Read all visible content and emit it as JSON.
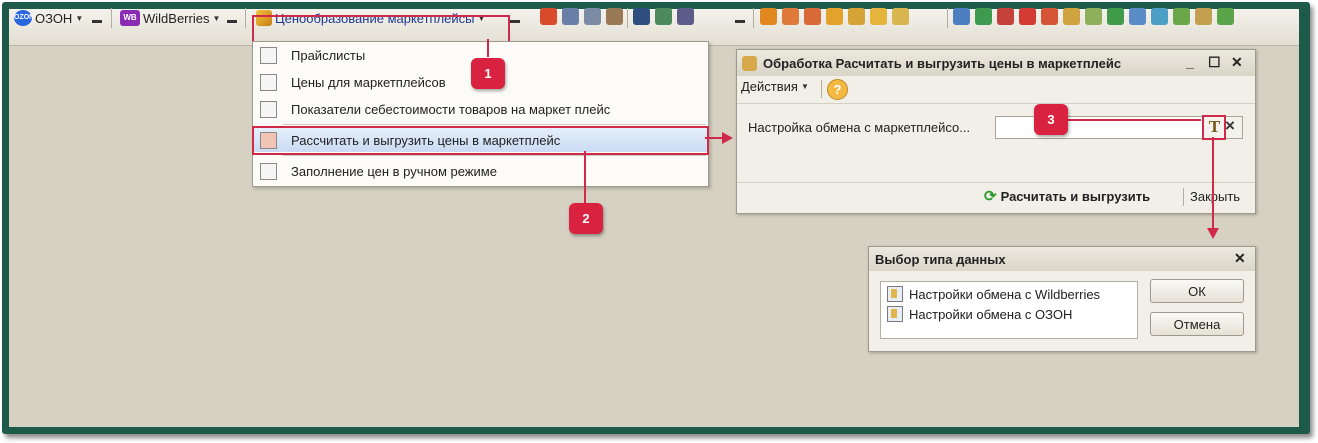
{
  "toolbar": {
    "ozon_label": "ОЗОН",
    "ozon_logo": "OZON",
    "wb_label": "WildBerries",
    "wb_logo": "WB",
    "pricing_label": "Ценообразование маркетплейсы"
  },
  "menu": {
    "items": [
      {
        "label": "Прайслисты"
      },
      {
        "label": "Цены для маркетплейсов"
      },
      {
        "label": "Показатели себестоимости товаров на маркет плейс"
      },
      {
        "label": "Рассчитать и выгрузить цены в маркетплейс"
      },
      {
        "label": "Заполнение цен в ручном режиме"
      }
    ]
  },
  "badges": [
    "1",
    "2",
    "3"
  ],
  "processing_dialog": {
    "title": "Обработка  Расчитать и выгрузить цены в маркетплейс",
    "actions_label": "Действия",
    "help_glyph": "?",
    "field_label": "Настройка обмена с маркетплейсо...",
    "field_value": "",
    "type_button_glyph": "T",
    "clear_glyph": "×",
    "calc_button": "Расчитать и выгрузить",
    "close_button": "Закрыть"
  },
  "type_dialog": {
    "title": "Выбор типа данных",
    "items": [
      {
        "label": "Настройки обмена с Wildberries"
      },
      {
        "label": "Настройки обмена с ОЗОН"
      }
    ],
    "ok_button": "ОК",
    "cancel_button": "Отмена"
  },
  "colors": {
    "frame": "#1d5a49",
    "desktop": "#d6d1c2",
    "callout": "#d8223f"
  }
}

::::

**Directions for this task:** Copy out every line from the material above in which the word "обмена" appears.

**Reply to the exercise:**
    "field_label": "Настройка обмена с маркетплейсо...",
        "label": "Настройки обмена с Wildberries"
        "label": "Настройки обмена с ОЗОН"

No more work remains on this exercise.